In both my daily life and private practice, I encounter a surprising number of women who seem to hold themselves to impossible standards. Many of these women report feeling pressured to “have it all” or, if that’s not possible (spoiler alert: it isn’t), to at least look like they do. Some are determined to mold themselves into the quintessential supermom. (Cue the archetypal image of the professional, well groomed middle aged woman talking on the phone while balancing a leather briefcase on one hip and a baby on the other.) These supermom types tend to pride themselves on being consummate multitaskers – outwardly, they appear to adeptly juggle the demands of work, kids, and family obligations all without missing a beat. Internally, these women often suffer from feelings of anxiety, despondency and guilt over feeling like they are falling short of expectations.
Pressure Leads To Panic
For example, I recently spoke to a middle-aged mother who described feeling panicked when her husband offered to give her dinner guests an impromptu tour of her new, beautiful home. She had hoped her guests would remain in the dining room where she had on display her Pinterest-worthy feast and had felt intensely dismayed when her husband gave her guests free reign to enter rooms of the house that were not “camera-ready.” Despite the fact that her guests were aware that the family had only recently moved in, this mom feared that a stray glimpse of clutter or unpacked boxes might undercut her guests’ opinion of her.
This woman’s grown children, who were present at the dinner, were dismayed by their mother’s intense reaction. But, upon hearing her relay this story, her reaction did not strike me as unusual. In fact, her reaction seemed to me almost commonsensical in light of the unspoken pressures many women face.
The Modern Societal Demands
It almost goes without saying that the weight of modern demands borne by women in our fast-paced society can feel crushing at times. My next posts will talk about the insidious cultural messaging that feeds our perfectionism, the different types of perfectionism, and the surprising ways in which perfectionism impacts our self-esteem. In the meantime, just know that if this post resonates you are not alone.
When you find yourself being your harshest critic, try to catch yourself and remind yourself to show compassion to yourself just as you would try to show compassion to a friend or loved one.
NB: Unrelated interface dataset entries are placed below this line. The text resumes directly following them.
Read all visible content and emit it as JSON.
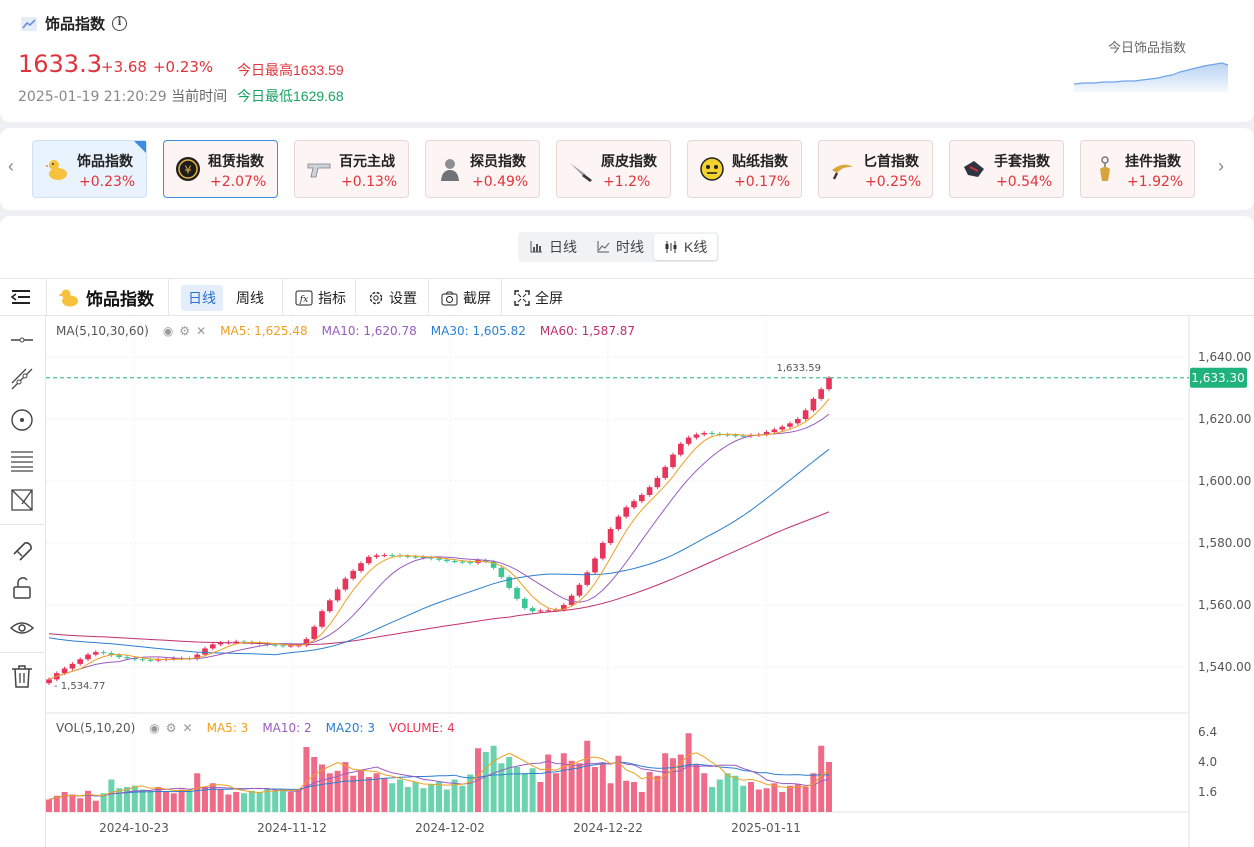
{
  "header": {
    "title": "饰品指数",
    "price": "1633.3",
    "change": "+3.68",
    "change_pct": "+0.23%",
    "high_label": "今日最高1633.59",
    "low_label": "今日最低1629.68",
    "datetime": "2025-01-19 21:20:29",
    "time_label": "当前时间",
    "mini_chart_label": "今日饰品指数"
  },
  "categories": [
    {
      "name": "饰品指数",
      "pct": "+0.23%",
      "icon": "duck-icon"
    },
    {
      "name": "租赁指数",
      "pct": "+2.07%",
      "icon": "coin-icon"
    },
    {
      "name": "百元主战",
      "pct": "+0.13%",
      "icon": "pistol-icon"
    },
    {
      "name": "探员指数",
      "pct": "+0.49%",
      "icon": "agent-icon"
    },
    {
      "name": "原皮指数",
      "pct": "+1.2%",
      "icon": "knife-icon"
    },
    {
      "name": "贴纸指数",
      "pct": "+0.17%",
      "icon": "sticker-icon"
    },
    {
      "name": "匕首指数",
      "pct": "+0.25%",
      "icon": "karambit-icon"
    },
    {
      "name": "手套指数",
      "pct": "+0.54%",
      "icon": "glove-icon"
    },
    {
      "name": "挂件指数",
      "pct": "+1.92%",
      "icon": "charm-icon"
    }
  ],
  "view_tabs": [
    {
      "label": "日线",
      "icon": "bar-chart-icon"
    },
    {
      "label": "时线",
      "icon": "line-chart-icon"
    },
    {
      "label": "K线",
      "icon": "candlestick-icon"
    }
  ],
  "toolbar": {
    "symbol": "饰品指数",
    "daily": "日线",
    "weekly": "周线",
    "indicators": "指标",
    "settings": "设置",
    "screenshot": "截屏",
    "fullscreen": "全屏"
  },
  "main_legend": {
    "name": "MA(5,10,30,60)",
    "ma5": "MA5: 1,625.48",
    "ma10": "MA10: 1,620.78",
    "ma30": "MA30: 1,605.82",
    "ma60": "MA60: 1,587.87"
  },
  "vol_legend": {
    "name": "VOL(5,10,20)",
    "ma5": "MA5: 3",
    "ma10": "MA10: 2",
    "ma20": "MA20: 3",
    "volume": "VOLUME: 4"
  },
  "price_axis": [
    "1,640.00",
    "1,620.00",
    "1,600.00",
    "1,580.00",
    "1,560.00",
    "1,540.00"
  ],
  "vol_axis": [
    "6.4",
    "4.0",
    "1.6"
  ],
  "date_axis": [
    "2024-10-23",
    "2024-11-12",
    "2024-12-02",
    "2024-12-22",
    "2025-01-11"
  ],
  "last_price_tag": "1,633.30",
  "max_label": "1,633.59",
  "min_label": "1,534.77",
  "colors": {
    "up": "#e8345a",
    "down": "#3cc595",
    "ma5": "#f0a020",
    "ma10": "#9a5cc0",
    "ma30": "#2a7fd0",
    "ma60": "#c0306e",
    "last": "#1fb27a"
  },
  "chart_data": {
    "type": "candlestick",
    "close": [
      1536.0,
      1538.0,
      1539.5,
      1541.0,
      1542.5,
      1544.0,
      1544.8,
      1544.5,
      1543.8,
      1543.2,
      1542.8,
      1542.5,
      1542.3,
      1542.2,
      1542.4,
      1542.6,
      1542.8,
      1542.8,
      1542.7,
      1544.0,
      1546.0,
      1547.3,
      1547.8,
      1548.0,
      1548.2,
      1548.0,
      1547.8,
      1547.5,
      1547.2,
      1547.0,
      1546.8,
      1546.9,
      1547.0,
      1549.0,
      1553.0,
      1558.0,
      1561.5,
      1565.0,
      1568.5,
      1571.0,
      1573.5,
      1575.5,
      1576.0,
      1576.1,
      1576.0,
      1575.8,
      1575.6,
      1575.5,
      1575.3,
      1575.0,
      1574.6,
      1574.2,
      1574.0,
      1573.8,
      1573.6,
      1574.5,
      1574.0,
      1572.0,
      1569.0,
      1565.5,
      1562.0,
      1559.0,
      1558.0,
      1558.2,
      1558.3,
      1558.5,
      1560.0,
      1563.0,
      1566.5,
      1570.5,
      1575.0,
      1580.0,
      1584.5,
      1588.5,
      1591.5,
      1593.5,
      1595.5,
      1598.0,
      1601.0,
      1604.5,
      1608.5,
      1612.0,
      1614.0,
      1615.0,
      1615.5,
      1615.2,
      1615.0,
      1614.8,
      1614.6,
      1614.5,
      1614.8,
      1615.0,
      1615.8,
      1616.6,
      1617.5,
      1618.6,
      1620.0,
      1622.8,
      1626.5,
      1629.6,
      1633.3
    ],
    "volume": [
      1.0,
      1.3,
      1.6,
      1.4,
      1.1,
      1.7,
      0.9,
      1.5,
      2.6,
      1.9,
      2.0,
      2.1,
      1.8,
      1.7,
      2.0,
      1.6,
      1.5,
      1.8,
      1.7,
      3.1,
      2.0,
      2.3,
      1.8,
      1.4,
      1.6,
      1.5,
      1.7,
      1.6,
      1.9,
      1.7,
      1.8,
      1.6,
      1.8,
      5.2,
      4.4,
      3.8,
      3.1,
      3.3,
      4.0,
      2.9,
      3.4,
      2.8,
      3.1,
      2.7,
      2.3,
      2.6,
      2.0,
      2.4,
      1.9,
      2.2,
      2.4,
      1.8,
      2.6,
      2.1,
      3.0,
      5.1,
      4.8,
      5.3,
      3.9,
      4.4,
      3.6,
      3.1,
      3.5,
      2.4,
      4.6,
      3.1,
      4.7,
      4.1,
      3.9,
      5.7,
      3.6,
      3.9,
      2.3,
      4.5,
      2.5,
      2.4,
      1.6,
      3.2,
      2.9,
      4.7,
      4.3,
      4.6,
      6.3,
      3.8,
      3.1,
      2.0,
      2.6,
      3.1,
      2.9,
      2.1,
      2.4,
      1.8,
      1.9,
      2.3,
      1.6,
      2.1,
      2.2,
      2.0,
      3.1,
      5.3,
      4.0
    ]
  }
}
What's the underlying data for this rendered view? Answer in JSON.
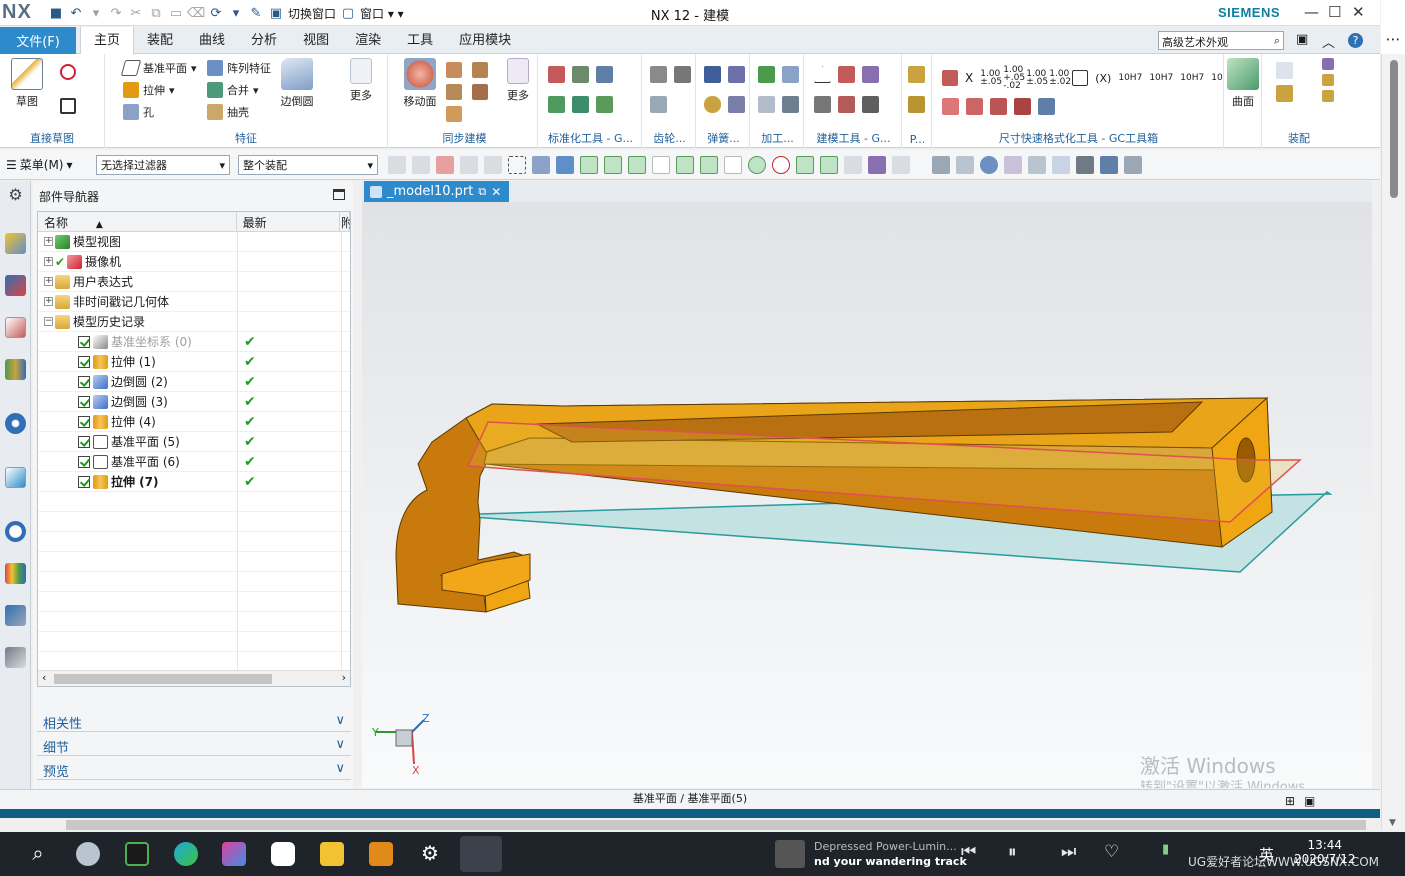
{
  "window": {
    "app_logo": "NX",
    "title": "NX 12 - 建模",
    "brand": "SIEMENS",
    "controls": [
      "minimize-icon",
      "maximize-icon",
      "close-icon"
    ]
  },
  "menu": {
    "file_label": "文件(F)",
    "tabs": [
      {
        "label": "主页",
        "active": true
      },
      {
        "label": "装配"
      },
      {
        "label": "曲线"
      },
      {
        "label": "分析"
      },
      {
        "label": "视图"
      },
      {
        "label": "渲染"
      },
      {
        "label": "工具"
      },
      {
        "label": "应用模块"
      }
    ],
    "search_value": "高级艺术外观"
  },
  "ribbon": {
    "direct_sketch": {
      "label": "直接草图",
      "sketch": "草图"
    },
    "feature": {
      "label": "特征",
      "datum_plane": "基准平面",
      "extrude": "拉伸",
      "hole": "孔",
      "pattern": "阵列特征",
      "unite": "合并",
      "shell": "抽壳",
      "edge_blend": "边倒圆",
      "more": "更多"
    },
    "sync": {
      "label": "同步建模",
      "move_face": "移动面",
      "more": "更多"
    },
    "std_tools": "标准化工具 - G...",
    "gear": "齿轮...",
    "spring": "弹簧...",
    "machining": "加工...",
    "modeling_tools": "建模工具 - G...",
    "p_more": "P...",
    "dimension_tools": "尺寸快速格式化工具 - GC工具箱",
    "surface": {
      "button": "曲面"
    },
    "assembly": "装配",
    "tol_labels": [
      "X",
      "1.00 ±.05",
      "1.00 +.05 -.02",
      "1.00 ±.05",
      "1.00 ±.02",
      "(X)",
      "10H7",
      "10H7",
      "10H7",
      "10"
    ]
  },
  "toolbar2": {
    "menu_label": "菜单(M)",
    "filter": "无选择过滤器",
    "scope": "整个装配"
  },
  "navigator": {
    "title": "部件导航器",
    "col_name": "名称",
    "col_latest": "最新",
    "col_extra": "附",
    "rows": [
      {
        "label": "模型视图",
        "level": 0,
        "icon": "model-view-icon"
      },
      {
        "label": "摄像机",
        "level": 0,
        "icon": "camera-icon"
      },
      {
        "label": "用户表达式",
        "level": 0,
        "icon": "folder-icon"
      },
      {
        "label": "非时间戳记几何体",
        "level": 0,
        "icon": "folder-icon"
      },
      {
        "label": "模型历史记录",
        "level": 0,
        "icon": "folder-icon"
      },
      {
        "label": "基准坐标系 (0)",
        "level": 1,
        "icon": "datum-csys-icon",
        "latest": "✔",
        "dim": true
      },
      {
        "label": "拉伸 (1)",
        "level": 1,
        "icon": "extrude-icon",
        "latest": "✔"
      },
      {
        "label": "边倒圆 (2)",
        "level": 1,
        "icon": "edge-blend-icon",
        "latest": "✔"
      },
      {
        "label": "边倒圆 (3)",
        "level": 1,
        "icon": "edge-blend-icon",
        "latest": "✔"
      },
      {
        "label": "拉伸 (4)",
        "level": 1,
        "icon": "extrude-icon",
        "latest": "✔"
      },
      {
        "label": "基准平面 (5)",
        "level": 1,
        "icon": "datum-plane-icon",
        "latest": "✔"
      },
      {
        "label": "基准平面 (6)",
        "level": 1,
        "icon": "datum-plane-icon",
        "latest": "✔"
      },
      {
        "label": "拉伸 (7)",
        "level": 1,
        "icon": "extrude-icon",
        "latest": "✔",
        "bold": true
      }
    ],
    "panels": [
      "相关性",
      "细节",
      "预览"
    ]
  },
  "graphics": {
    "tab_label": "_model10.prt",
    "triad": {
      "x": "X",
      "y": "Y",
      "z": "Z"
    },
    "watermark_title": "激活 Windows",
    "watermark_sub": "转到\"设置\"以激活 Windows。"
  },
  "status": "基准平面 / 基准平面(5)",
  "taskbar": {
    "media_artist": "Depressed Power-Lumin...",
    "media_title": "nd your wandering track",
    "ime": "英",
    "time": "13:44",
    "date": "2020/7/12",
    "forum": "UG爱好者论坛WWW.UGSNX.COM"
  },
  "colors": {
    "accent": "#2e8bcb",
    "part": "#e39a10",
    "datum_plane_edge": "#2a9a9a",
    "selected_plane": "#e05050",
    "check_green": "#1aa31a"
  }
}
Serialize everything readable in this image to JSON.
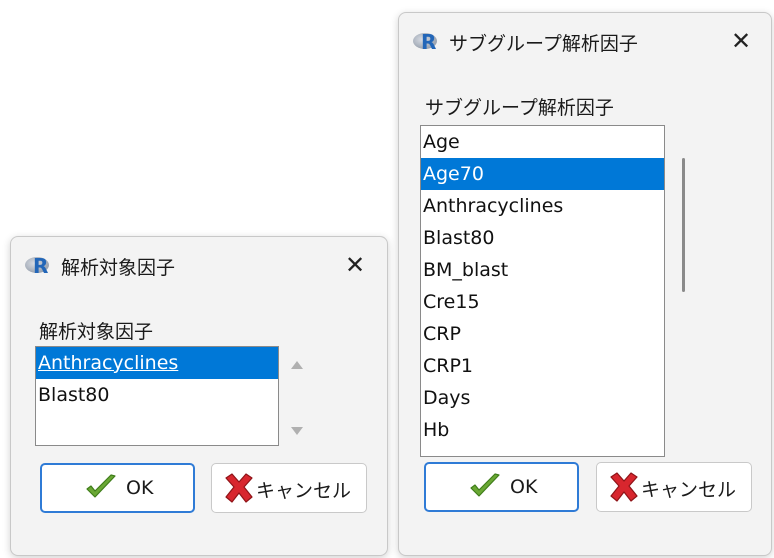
{
  "dialog_left": {
    "title": "解析対象因子",
    "list_label": "解析対象因子",
    "items": [
      "Anthracyclines",
      "Blast80"
    ],
    "selected_index": 0,
    "ok_label": "OK",
    "cancel_label": "キャンセル",
    "close_glyph": "✕"
  },
  "dialog_right": {
    "title": "サブグループ解析因子",
    "list_label": "サブグループ解析因子",
    "items": [
      "Age",
      "Age70",
      "Anthracyclines",
      "Blast80",
      "BM_blast",
      "Cre15",
      "CRP",
      "CRP1",
      "Days",
      "Hb"
    ],
    "selected_index": 1,
    "ok_label": "OK",
    "cancel_label": "キャンセル",
    "close_glyph": "✕"
  },
  "colors": {
    "selection": "#0078d7",
    "dialog_bg": "#f3f3f3",
    "default_button_border": "#2f7bd6",
    "check_green": "#6aa834",
    "cancel_red": "#d8262e"
  },
  "icons": {
    "app_logo": "r-logo-icon",
    "close": "close-icon",
    "ok": "checkmark-icon",
    "cancel": "x-mark-icon",
    "scroll_up": "scroll-up-arrow-icon",
    "scroll_down": "scroll-down-arrow-icon"
  }
}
If this feels impossible, then therapy can provide a space to gain a better understanding of what is making it so difficult to cut yourself some slack and be kinder to yourself.
Perhaps the Dalai Lama put it best when he reminded us, “Be kind whenever possible. It is always possible.” I believe this sentiment should apply even to ourselves. We can carry that mantra with us into the New Year.